Snow reluctantly ends to start the work week ahead of significant midweek storm
Sunday, March 12, 2023
Temperatures are around twenty degrees in the town of Steamboat Springs and mid-teens near the top of the Steamboat Ski Resort under lightly snowing skies late this Sunday morning. Light snows will continue today and reluctantly end by Monday morning, though we may see some more snow showers Monday afternoon and overnight. We will see a break in the unsettled weather on Tuesday with some sun possible ahead of a significant storm for Wednesday and Thursday.
After eight inches at mid-mountain and nine inches up top were reported Saturday morning at the Steamboat Ski Resort, brilliant sunshine emerged early in the morning and lasted through the day. But snow showers have restarted in our favorable northwest flow this morning, with three inches accumulating on the Steamboat Powdercam and two inches at the mid-mountain snow stake. Snow showers should continue through the overnight leading to a 3-6” Monday morning ski report at mid-mountain.

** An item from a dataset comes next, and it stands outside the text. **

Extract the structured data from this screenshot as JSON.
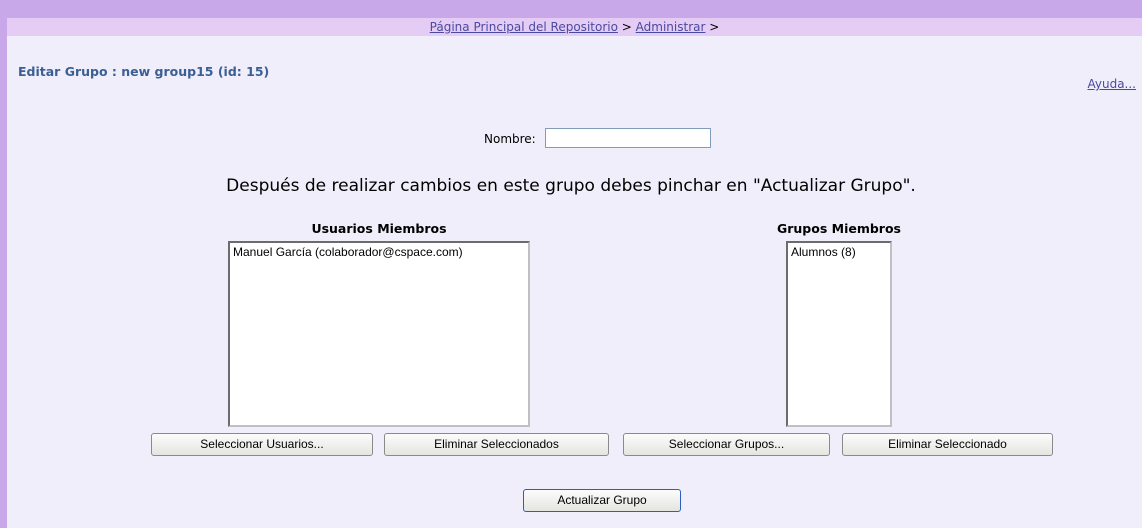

A weak wave passing to our south on Monday may restart light snow showers for a time Monday afternoon and overnight with 1-4” possible by the Tuesday morning report.
A break in the unsettled weather is forecast for Tuesday as a ridge of high pressure moves through the Rockies, and we should see temperatures within several degrees of our average of 41 F along with some hard-to-come-by sunshine this winter.

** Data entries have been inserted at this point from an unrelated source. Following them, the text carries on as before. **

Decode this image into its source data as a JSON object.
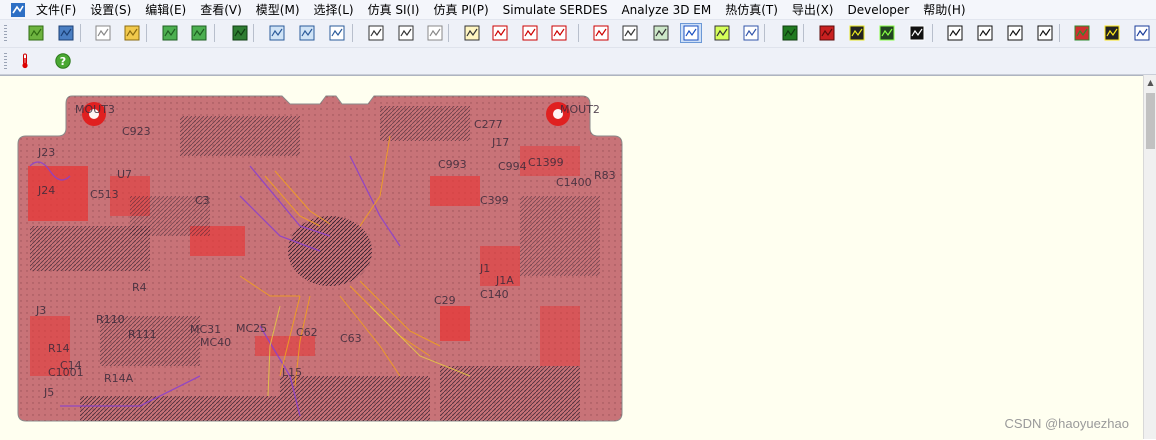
{
  "menu": [
    "文件(F)",
    "设置(S)",
    "编辑(E)",
    "查看(V)",
    "模型(M)",
    "选择(L)",
    "仿真 SI(I)",
    "仿真 PI(P)",
    "Simulate SERDES",
    "Analyze 3D EM",
    "热仿真(T)",
    "导出(X)",
    "Developer",
    "帮助(H)"
  ],
  "toolbar1_icons": [
    "open-project-icon",
    "save-icon",
    "new-file-icon",
    "open-folder-icon",
    "import-board-icon",
    "board-save-icon",
    "layer-stack-icon",
    "zoom-in-icon",
    "zoom-out-icon",
    "zoom-fit-icon",
    "component-select-icon",
    "pin-select-icon",
    "document-icon",
    "netlist-icon",
    "probe-icon",
    "waveform-edit-icon",
    "scope-icon",
    "coil-icon",
    "ibis-model-icon",
    "transmission-line-icon",
    "eye-signal-icon",
    "via-icon",
    "net-route-icon",
    "crosstalk-icon",
    "spectrum-icon",
    "histogram-icon",
    "matrix-icon",
    "report-icon",
    "eye-diagram-icon",
    "rise-time-icon",
    "pdn-icon",
    "s-param-icon",
    "thermal-map-icon",
    "power-bars-icon",
    "emi-brush-icon"
  ],
  "toolbar2_icons": [
    "thermometer-icon",
    "help-icon"
  ],
  "board": {
    "fill_color": "#c87378",
    "refdes": [
      "MOUT3",
      "MOUT2",
      "C923",
      "J17",
      "C277",
      "J23",
      "J24",
      "J1",
      "J3",
      "J5",
      "R83",
      "R14",
      "C14",
      "R4",
      "U7",
      "C513",
      "C3",
      "MC31",
      "MC25",
      "MC40",
      "C29",
      "C399",
      "C993",
      "C994",
      "C1399",
      "C1400",
      "C1001",
      "R110",
      "R111",
      "R14A",
      "C62",
      "C63",
      "L15",
      "J1A",
      "C140"
    ]
  },
  "watermark": "CSDN @haoyuezhao"
}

The nice day on Tuesday will precede our next major storm starting on Wednesday and lasting through Thursday as a cold storm currently over the Gulf of Alaska conspires with another atmospheric river north of Hawaii. As with the last storm, temperatures will be above freezing down in town after the precipitation starts early in the day Wednesday, so expect snow or a rain-snow mix turning to rain in the afternoon. Snow levels should rise to as high as 8000′, so wet and dense snowfall should be above Christie Peak.
The structure of the storm as it moves overhead Wednesday night is still uncertain as weather forecast models indicate there may some sort of split in the storm. A cold front may then stall over the mountainous terrain of north-central Colorado later Wednesday into Thursday, which contributes to a difficult snowfall prediction. We will likely do quite well from the combination of the moisture associated with the atmospheric river and the cold air from the original Gulf of Alaska storm, and my current guess is 6-12” for the Thursday morning report at mid-mountain with another 2-5” during the day Thursday.

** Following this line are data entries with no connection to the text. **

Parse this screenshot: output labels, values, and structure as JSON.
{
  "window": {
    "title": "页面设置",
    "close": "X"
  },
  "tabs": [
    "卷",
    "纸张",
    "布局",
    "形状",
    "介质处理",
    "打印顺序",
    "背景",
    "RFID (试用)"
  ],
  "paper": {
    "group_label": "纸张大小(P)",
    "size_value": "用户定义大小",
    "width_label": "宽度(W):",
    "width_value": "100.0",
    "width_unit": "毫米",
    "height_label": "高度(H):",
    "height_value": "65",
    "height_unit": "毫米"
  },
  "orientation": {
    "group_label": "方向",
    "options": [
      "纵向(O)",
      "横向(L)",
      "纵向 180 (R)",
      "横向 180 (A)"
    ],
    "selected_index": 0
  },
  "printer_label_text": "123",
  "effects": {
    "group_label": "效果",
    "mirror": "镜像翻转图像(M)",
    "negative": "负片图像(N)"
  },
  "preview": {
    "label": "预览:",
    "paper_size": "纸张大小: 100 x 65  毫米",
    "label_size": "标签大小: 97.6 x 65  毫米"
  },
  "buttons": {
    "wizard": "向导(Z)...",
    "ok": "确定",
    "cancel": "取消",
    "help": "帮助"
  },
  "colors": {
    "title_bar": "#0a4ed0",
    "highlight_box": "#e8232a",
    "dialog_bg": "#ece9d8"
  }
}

Though the weather forecast models disagree on the details of the storm as it passes overhead, they do agree on the unseasonably cold air in the wake of the storm by Friday morning, especially if skies clear Thursday night. Unless there are big changes in the forecast, I’ll be back with my next regularly scheduled weather narrative on Thursday afternoon where I’ll discuss what currently looks like a nice start to the weekend and the following storm.